All books by James B. Salazar

From the patricians of the early republic to post-Reconstruction racial scientists, from fin de siècle progressivist social reformers to post-war sociologists, character, that curiously formable yet equally formidable “stuff,” has had a long and checkered history giving shape to the American national identity.

Bodies of Reform reconceives this pivotal category of nineteenth-century literature and culture by charting the development of the concept of “character” in the fictional genres, social reform movements, and political cultures of the United States from the mid-nineteenth to the early-twentieth century. By reading novelists such as Herman Melville, Mark Twain, Pauline Hopkins, and Charlotte Perkins Gilman alongside a diverse collection of texts concerned with the mission of building character, including child-rearing guides, muscle-building magazines, libel and naturalization law, Scout handbooks, and success manuals, James B. Salazar uncovers how the cultural practices of representing character operated in tandem with the character-building strategies of social reformers. His innovative reading of this archive offers a radical revision of this defining category in U.S. literature and culture, arguing that character was the keystone of a cultural politics of embodiment, a politics that played a critical role in determining-and contesting-the social mobility, political authority, and cultural meaning of the raced and gendered body.


  • “Salazar’s splendid study gives this term a cultural history, and in the process shows how the rhetoric of character has profound effects on what we do from child-rearing, to physical exercise, to racial exclusion, to immigrant inclusion, and the contours of democratic citizenship itself.”

    —Karen Sánchez-Eppler, Amherst College

  • “James Salazar takes the term ‘character’—pervasive and elusive—and accounts for its centrality by showing how it embodies the contradictions of modern America. In a series of intricate literary readings, he analyzes the ways in which the late-nineteenth-century obsession with building ‘character’ vivified social distinctions but also, in its instabilities, became the pivot for critique.”
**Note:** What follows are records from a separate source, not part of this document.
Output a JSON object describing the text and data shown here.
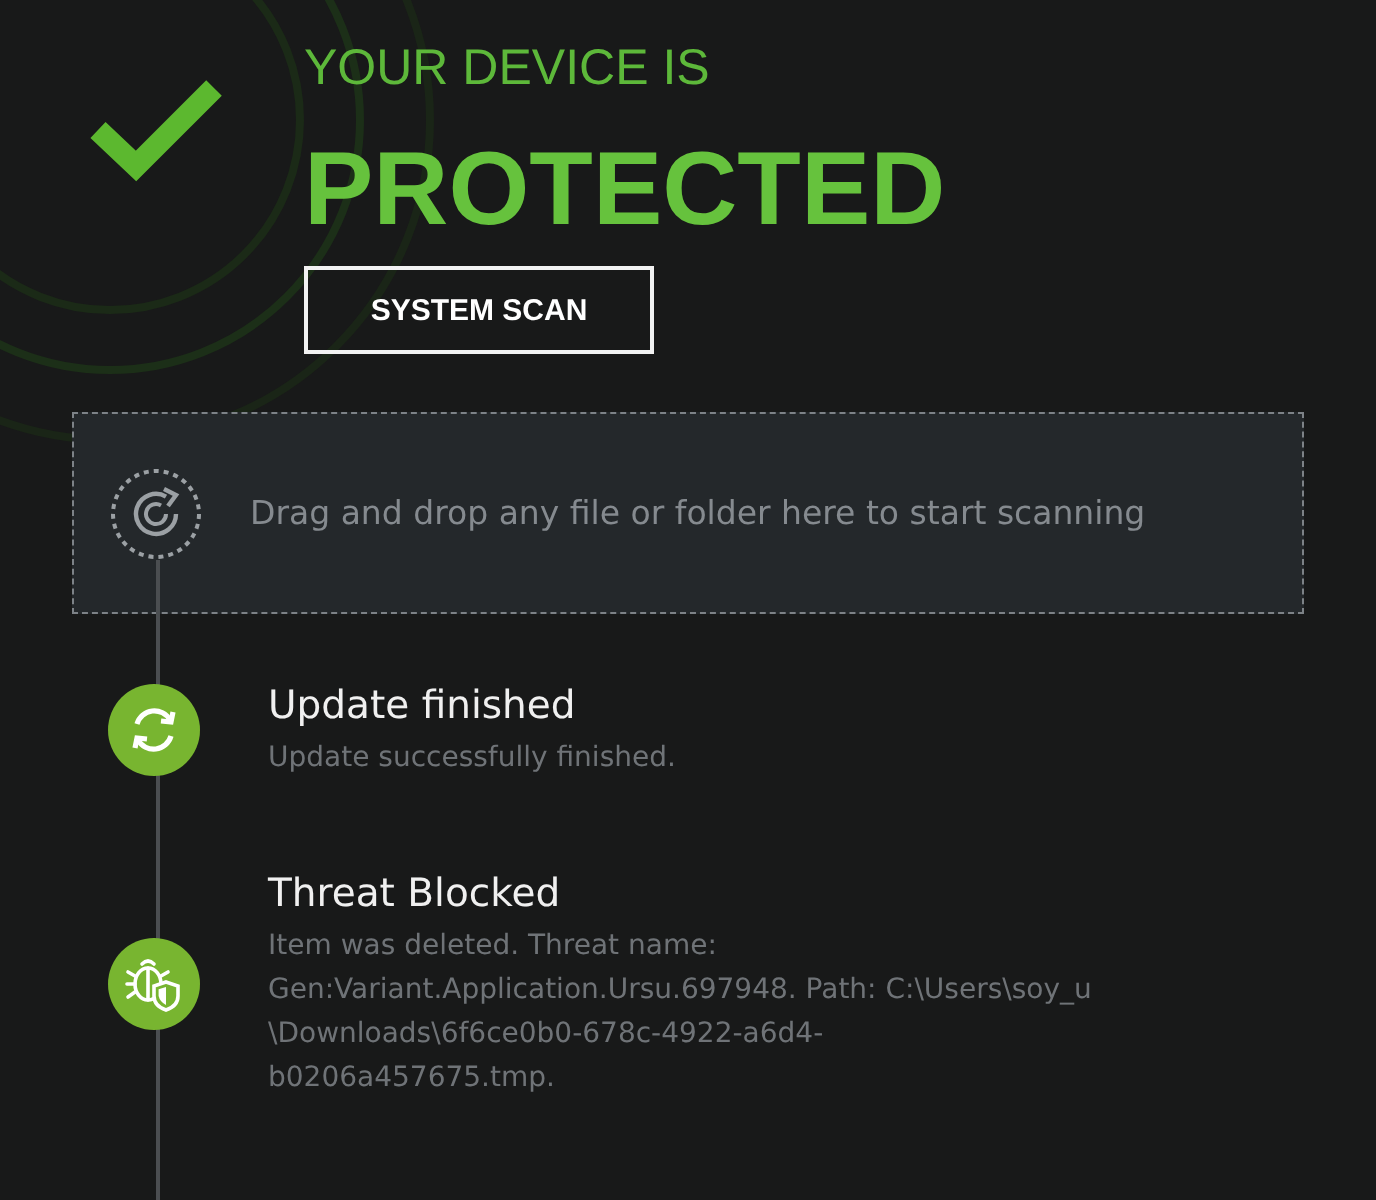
{
  "status": {
    "heading": "YOUR DEVICE IS",
    "state": "PROTECTED"
  },
  "scan_button": {
    "label": "SYSTEM SCAN"
  },
  "drop_zone": {
    "text": "Drag and drop any file or folder here to start scanning"
  },
  "events": [
    {
      "kind": "update",
      "title": "Update finished",
      "description": "Update successfully finished."
    },
    {
      "kind": "threat",
      "title": "Threat Blocked",
      "description": "Item was deleted. Threat name: Gen:Variant.Application.Ursu.697948. Path: C:\\Users\\soy_u\\Downloads\\6f6ce0b0-678c-4922-a6d4-b0206a457675.tmp."
    }
  ]
}
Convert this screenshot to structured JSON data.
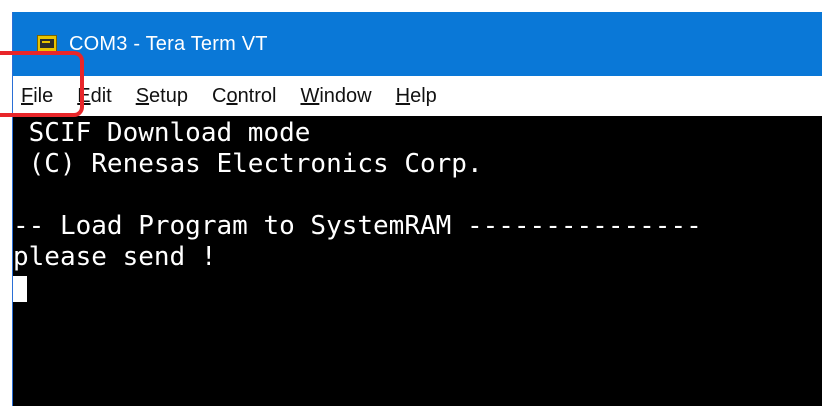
{
  "window": {
    "title": "COM3 - Tera Term VT",
    "icon": "tera-term-vt-icon"
  },
  "menubar": {
    "items": [
      {
        "label_underlined": "F",
        "label_rest": "ile"
      },
      {
        "label_underlined": "E",
        "label_rest": "dit"
      },
      {
        "label_underlined": "S",
        "label_rest": "etup"
      },
      {
        "label_prefix": "C",
        "label_underlined": "o",
        "label_rest": "ntrol"
      },
      {
        "label_underlined": "W",
        "label_rest": "indow"
      },
      {
        "label_underlined": "H",
        "label_rest": "elp"
      }
    ]
  },
  "highlight": {
    "color": "#e8262a",
    "target": "File"
  },
  "terminal": {
    "lines": [
      " SCIF Download mode",
      " (C) Renesas Electronics Corp.",
      "",
      "-- Load Program to SystemRAM ---------------",
      "please send !"
    ]
  },
  "colors": {
    "titlebar": "#0a78d7",
    "terminal_bg": "#000000",
    "terminal_fg": "#ffffff"
  }
}
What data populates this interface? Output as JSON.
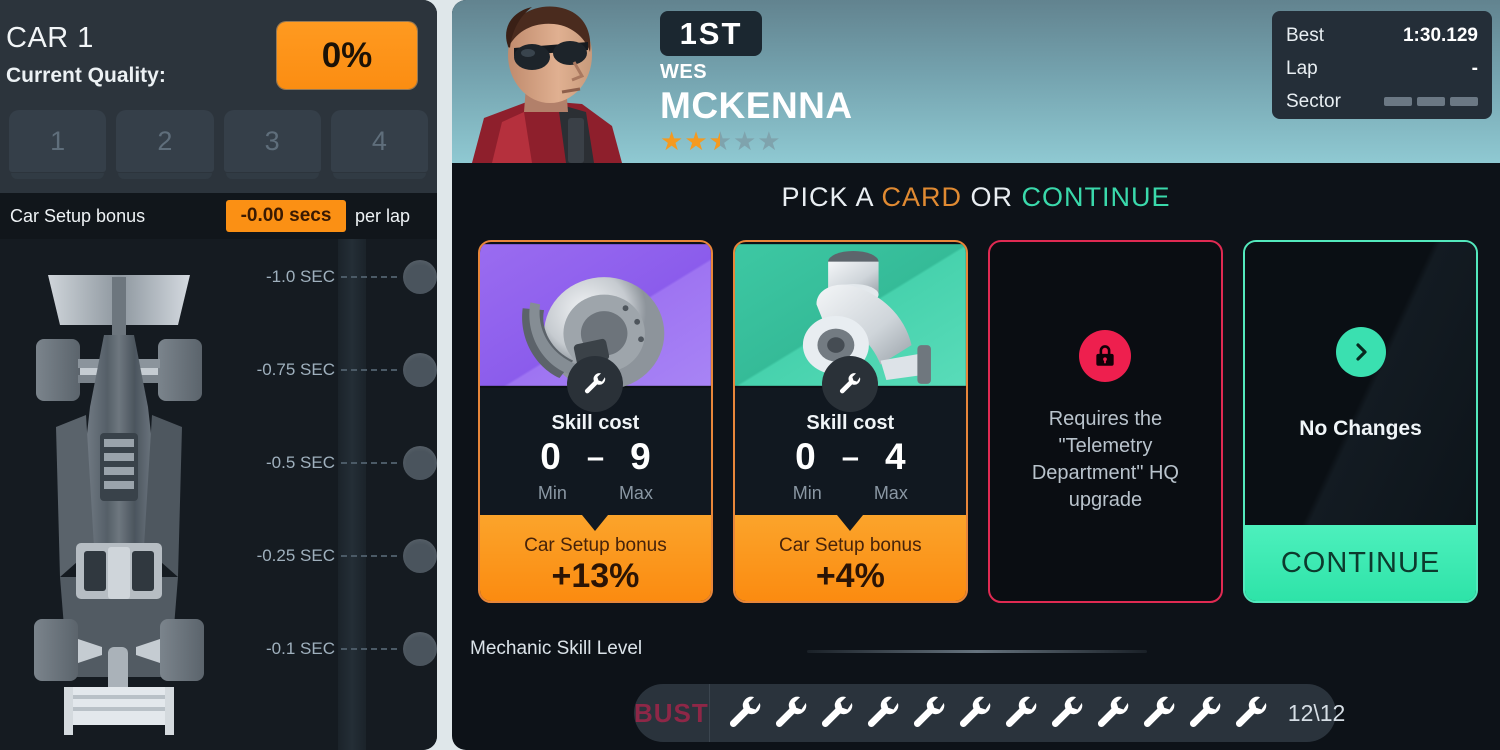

    —Samuel Otter, University of California, Berkeley

  • "[Salazar] ably integrates an impressive array of materials into his readings."

    New England Quarterly

  • "This detailed and carefully argued book charts the development of character...drawing on a rich archive of primary sources."

    —William Gleason, The Journal of American History

  • "A comprehensive and original study of the various ways the rhetoric of character appeared in American culture."

    —Debra Bernardi, American Literary Realism

  • "Dense and thought-provoking."

    —J.J. Benardete, Choice